### What to produce:
Strip the pictures, then copy the remaining data exactly as it stands.
....
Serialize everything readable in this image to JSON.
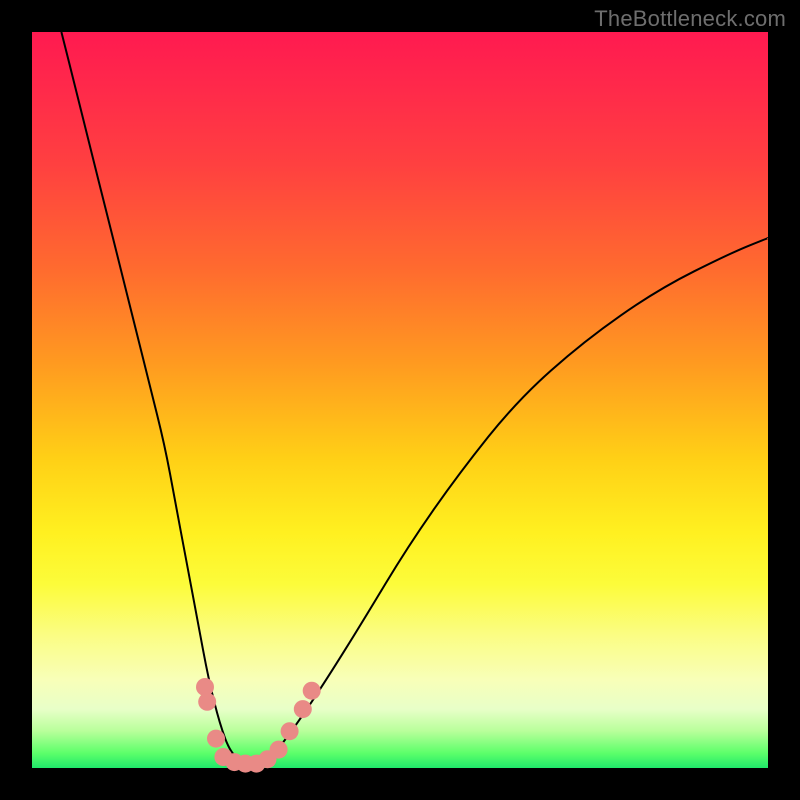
{
  "watermark": {
    "text": "TheBottleneck.com"
  },
  "chart_data": {
    "type": "line",
    "title": "",
    "xlabel": "",
    "ylabel": "",
    "xlim": [
      0,
      100
    ],
    "ylim": [
      0,
      100
    ],
    "grid": false,
    "annotations": [],
    "curve_points_pct": [
      [
        4,
        100
      ],
      [
        6,
        92
      ],
      [
        8,
        84
      ],
      [
        10,
        76
      ],
      [
        12,
        68
      ],
      [
        14,
        60
      ],
      [
        16,
        52
      ],
      [
        18,
        44
      ],
      [
        19.5,
        36
      ],
      [
        21,
        28
      ],
      [
        22.5,
        20
      ],
      [
        24,
        12
      ],
      [
        25.5,
        6
      ],
      [
        27,
        2
      ],
      [
        29,
        0.5
      ],
      [
        31,
        0.5
      ],
      [
        33,
        2
      ],
      [
        36,
        6
      ],
      [
        40,
        12
      ],
      [
        45,
        20
      ],
      [
        51,
        30
      ],
      [
        58,
        40
      ],
      [
        66,
        50
      ],
      [
        75,
        58
      ],
      [
        85,
        65
      ],
      [
        95,
        70
      ],
      [
        100,
        72
      ]
    ],
    "markers_pct": [
      [
        23.5,
        11
      ],
      [
        23.8,
        9
      ],
      [
        25.0,
        4
      ],
      [
        26.0,
        1.5
      ],
      [
        27.5,
        0.8
      ],
      [
        29.0,
        0.6
      ],
      [
        30.5,
        0.6
      ],
      [
        32.0,
        1.2
      ],
      [
        33.5,
        2.5
      ],
      [
        35.0,
        5
      ],
      [
        36.8,
        8
      ],
      [
        38.0,
        10.5
      ]
    ],
    "marker_color": "#e98a86",
    "curve_color": "#000000"
  }
}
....
### Written answer:
Serialize everything readable in this image to JSON.
{
  "watermark": {
    "text": "TheBottleneck.com"
  },
  "chart_data": {
    "type": "line",
    "title": "",
    "xlabel": "",
    "ylabel": "",
    "xlim": [
      0,
      100
    ],
    "ylim": [
      0,
      100
    ],
    "grid": false,
    "annotations": [],
    "curve_points_pct": [
      [
        4,
        100
      ],
      [
        6,
        92
      ],
      [
        8,
        84
      ],
      [
        10,
        76
      ],
      [
        12,
        68
      ],
      [
        14,
        60
      ],
      [
        16,
        52
      ],
      [
        18,
        44
      ],
      [
        19.5,
        36
      ],
      [
        21,
        28
      ],
      [
        22.5,
        20
      ],
      [
        24,
        12
      ],
      [
        25.5,
        6
      ],
      [
        27,
        2
      ],
      [
        29,
        0.5
      ],
      [
        31,
        0.5
      ],
      [
        33,
        2
      ],
      [
        36,
        6
      ],
      [
        40,
        12
      ],
      [
        45,
        20
      ],
      [
        51,
        30
      ],
      [
        58,
        40
      ],
      [
        66,
        50
      ],
      [
        75,
        58
      ],
      [
        85,
        65
      ],
      [
        95,
        70
      ],
      [
        100,
        72
      ]
    ],
    "markers_pct": [
      [
        23.5,
        11
      ],
      [
        23.8,
        9
      ],
      [
        25.0,
        4
      ],
      [
        26.0,
        1.5
      ],
      [
        27.5,
        0.8
      ],
      [
        29.0,
        0.6
      ],
      [
        30.5,
        0.6
      ],
      [
        32.0,
        1.2
      ],
      [
        33.5,
        2.5
      ],
      [
        35.0,
        5
      ],
      [
        36.8,
        8
      ],
      [
        38.0,
        10.5
      ]
    ],
    "marker_color": "#e98a86",
    "curve_color": "#000000"
  }
}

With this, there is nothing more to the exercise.